Stored entries

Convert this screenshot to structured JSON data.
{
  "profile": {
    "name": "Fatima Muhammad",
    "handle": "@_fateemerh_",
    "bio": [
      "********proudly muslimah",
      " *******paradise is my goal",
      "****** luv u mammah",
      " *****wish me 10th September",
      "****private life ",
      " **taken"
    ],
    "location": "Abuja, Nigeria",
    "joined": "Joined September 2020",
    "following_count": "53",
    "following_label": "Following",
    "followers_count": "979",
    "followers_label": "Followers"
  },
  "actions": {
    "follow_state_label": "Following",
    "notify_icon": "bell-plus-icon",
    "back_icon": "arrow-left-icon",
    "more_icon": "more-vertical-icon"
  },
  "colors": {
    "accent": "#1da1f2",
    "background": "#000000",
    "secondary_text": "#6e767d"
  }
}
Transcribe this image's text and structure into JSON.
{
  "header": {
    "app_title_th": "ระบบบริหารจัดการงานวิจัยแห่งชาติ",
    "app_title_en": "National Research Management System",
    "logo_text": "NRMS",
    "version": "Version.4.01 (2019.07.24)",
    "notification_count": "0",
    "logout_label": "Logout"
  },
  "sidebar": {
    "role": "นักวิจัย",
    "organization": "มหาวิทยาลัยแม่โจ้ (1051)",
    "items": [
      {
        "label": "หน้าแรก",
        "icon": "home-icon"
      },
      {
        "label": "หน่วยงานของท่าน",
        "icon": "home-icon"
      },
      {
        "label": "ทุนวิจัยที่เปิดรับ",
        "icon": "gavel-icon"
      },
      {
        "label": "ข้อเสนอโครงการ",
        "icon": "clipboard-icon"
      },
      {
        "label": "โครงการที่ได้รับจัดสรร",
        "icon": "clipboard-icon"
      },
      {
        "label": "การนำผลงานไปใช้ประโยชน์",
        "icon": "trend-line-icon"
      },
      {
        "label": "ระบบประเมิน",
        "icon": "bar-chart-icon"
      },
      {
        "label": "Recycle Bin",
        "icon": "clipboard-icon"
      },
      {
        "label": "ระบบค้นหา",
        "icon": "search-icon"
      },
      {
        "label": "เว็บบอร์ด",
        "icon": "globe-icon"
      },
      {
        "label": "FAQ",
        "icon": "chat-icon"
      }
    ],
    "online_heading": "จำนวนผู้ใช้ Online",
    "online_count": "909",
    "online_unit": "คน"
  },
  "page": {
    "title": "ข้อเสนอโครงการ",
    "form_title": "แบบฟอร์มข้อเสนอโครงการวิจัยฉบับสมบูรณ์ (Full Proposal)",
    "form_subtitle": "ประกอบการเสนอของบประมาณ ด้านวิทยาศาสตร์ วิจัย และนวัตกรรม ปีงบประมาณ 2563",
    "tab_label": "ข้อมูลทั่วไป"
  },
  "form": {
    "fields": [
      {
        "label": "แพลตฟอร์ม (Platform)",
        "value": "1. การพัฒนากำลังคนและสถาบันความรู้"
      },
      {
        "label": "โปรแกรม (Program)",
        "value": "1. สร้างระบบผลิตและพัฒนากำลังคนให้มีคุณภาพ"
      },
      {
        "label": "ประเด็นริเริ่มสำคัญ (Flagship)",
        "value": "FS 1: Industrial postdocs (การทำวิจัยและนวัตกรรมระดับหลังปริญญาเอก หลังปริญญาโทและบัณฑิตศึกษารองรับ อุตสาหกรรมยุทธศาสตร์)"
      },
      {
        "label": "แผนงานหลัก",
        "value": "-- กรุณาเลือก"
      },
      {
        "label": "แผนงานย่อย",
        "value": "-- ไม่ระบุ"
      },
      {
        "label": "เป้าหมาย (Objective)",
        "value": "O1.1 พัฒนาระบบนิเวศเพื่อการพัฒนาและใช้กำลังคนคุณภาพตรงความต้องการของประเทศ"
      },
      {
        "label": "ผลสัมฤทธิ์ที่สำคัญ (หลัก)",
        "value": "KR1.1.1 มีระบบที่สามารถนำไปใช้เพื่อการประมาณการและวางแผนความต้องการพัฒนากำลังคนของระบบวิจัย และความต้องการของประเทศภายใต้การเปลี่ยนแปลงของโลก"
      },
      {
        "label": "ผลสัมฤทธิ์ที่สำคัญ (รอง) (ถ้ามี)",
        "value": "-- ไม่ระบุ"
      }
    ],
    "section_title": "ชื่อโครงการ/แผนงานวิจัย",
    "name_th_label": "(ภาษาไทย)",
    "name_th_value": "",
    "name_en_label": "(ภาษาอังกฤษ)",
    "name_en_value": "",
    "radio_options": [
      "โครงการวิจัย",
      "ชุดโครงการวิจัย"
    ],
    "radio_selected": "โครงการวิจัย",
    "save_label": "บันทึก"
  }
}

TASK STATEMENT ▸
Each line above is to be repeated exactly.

REPLY ▸
Convert this screenshot to structured JSON data.
{
  "profile": {
    "name": "Fatima Muhammad",
    "handle": "@_fateemerh_",
    "bio": [
      "********proudly muslimah",
      " *******paradise is my goal",
      "****** luv u mammah",
      " *****wish me 10th September",
      "****private life ",
      " **taken"
    ],
    "location": "Abuja, Nigeria",
    "joined": "Joined September 2020",
    "following_count": "53",
    "following_label": "Following",
    "followers_count": "979",
    "followers_label": "Followers"
  },
  "actions": {
    "follow_state_label": "Following",
    "notify_icon": "bell-plus-icon",
    "back_icon": "arrow-left-icon",
    "more_icon": "more-vertical-icon"
  },
  "colors": {
    "accent": "#1da1f2",
    "background": "#000000",
    "secondary_text": "#6e767d"
  }
}
Transcribe this image's text and structure into JSON.
{
  "header": {
    "app_title_th": "ระบบบริหารจัดการงานวิจัยแห่งชาติ",
    "app_title_en": "National Research Management System",
    "logo_text": "NRMS",
    "version": "Version.4.01 (2019.07.24)",
    "notification_count": "0",
    "logout_label": "Logout"
  },
  "sidebar": {
    "role": "นักวิจัย",
    "organization": "มหาวิทยาลัยแม่โจ้ (1051)",
    "items": [
      {
        "label": "หน้าแรก",
        "icon": "home-icon"
      },
      {
        "label": "หน่วยงานของท่าน",
        "icon": "home-icon"
      },
      {
        "label": "ทุนวิจัยที่เปิดรับ",
        "icon": "gavel-icon"
      },
      {
        "label": "ข้อเสนอโครงการ",
        "icon": "clipboard-icon"
      },
      {
        "label": "โครงการที่ได้รับจัดสรร",
        "icon": "clipboard-icon"
      },
      {
        "label": "การนำผลงานไปใช้ประโยชน์",
        "icon": "trend-line-icon"
      },
      {
        "label": "ระบบประเมิน",
        "icon": "bar-chart-icon"
      },
      {
        "label": "Recycle Bin",
        "icon": "clipboard-icon"
      },
      {
        "label": "ระบบค้นหา",
        "icon": "search-icon"
      },
      {
        "label": "เว็บบอร์ด",
        "icon": "globe-icon"
      },
      {
        "label": "FAQ",
        "icon": "chat-icon"
      }
    ],
    "online_heading": "จำนวนผู้ใช้ Online",
    "online_count": "909",
    "online_unit": "คน"
  },
  "page": {
    "title": "ข้อเสนอโครงการ",
    "form_title": "แบบฟอร์มข้อเสนอโครงการวิจัยฉบับสมบูรณ์ (Full Proposal)",
    "form_subtitle": "ประกอบการเสนอของบประมาณ ด้านวิทยาศาสตร์ วิจัย และนวัตกรรม ปีงบประมาณ 2563",
    "tab_label": "ข้อมูลทั่วไป"
  },
  "form": {
    "fields": [
      {
        "label": "แพลตฟอร์ม (Platform)",
        "value": "1. การพัฒนากำลังคนและสถาบันความรู้"
      },
      {
        "label": "โปรแกรม (Program)",
        "value": "1. สร้างระบบผลิตและพัฒนากำลังคนให้มีคุณภาพ"
      },
      {
        "label": "ประเด็นริเริ่มสำคัญ (Flagship)",
        "value": "FS 1: Industrial postdocs (การทำวิจัยและนวัตกรรมระดับหลังปริญญาเอก หลังปริญญาโทและบัณฑิตศึกษารองรับ อุตสาหกรรมยุทธศาสตร์)"
      },
      {
        "label": "แผนงานหลัก",
        "value": "-- กรุณาเลือก"
      },
      {
        "label": "แผนงานย่อย",
        "value": "-- ไม่ระบุ"
      },
      {
        "label": "เป้าหมาย (Objective)",
        "value": "O1.1 พัฒนาระบบนิเวศเพื่อการพัฒนาและใช้กำลังคนคุณภาพตรงความต้องการของประเทศ"
      },
      {
        "label": "ผลสัมฤทธิ์ที่สำคัญ (หลัก)",
        "value": "KR1.1.1 มีระบบที่สามารถนำไปใช้เพื่อการประมาณการและวางแผนความต้องการพัฒนากำลังคนของระบบวิจัย และความต้องการของประเทศภายใต้การเปลี่ยนแปลงของโลก"
      },
      {
        "label": "ผลสัมฤทธิ์ที่สำคัญ (รอง) (ถ้ามี)",
        "value": "-- ไม่ระบุ"
      }
    ],
    "section_title": "ชื่อโครงการ/แผนงานวิจัย",
    "name_th_label": "(ภาษาไทย)",
    "name_th_value": "",
    "name_en_label": "(ภาษาอังกฤษ)",
    "name_en_value": "",
    "radio_options": [
      "โครงการวิจัย",
      "ชุดโครงการวิจัย"
    ],
    "radio_selected": "โครงการวิจัย",
    "save_label": "บันทึก"
  }
}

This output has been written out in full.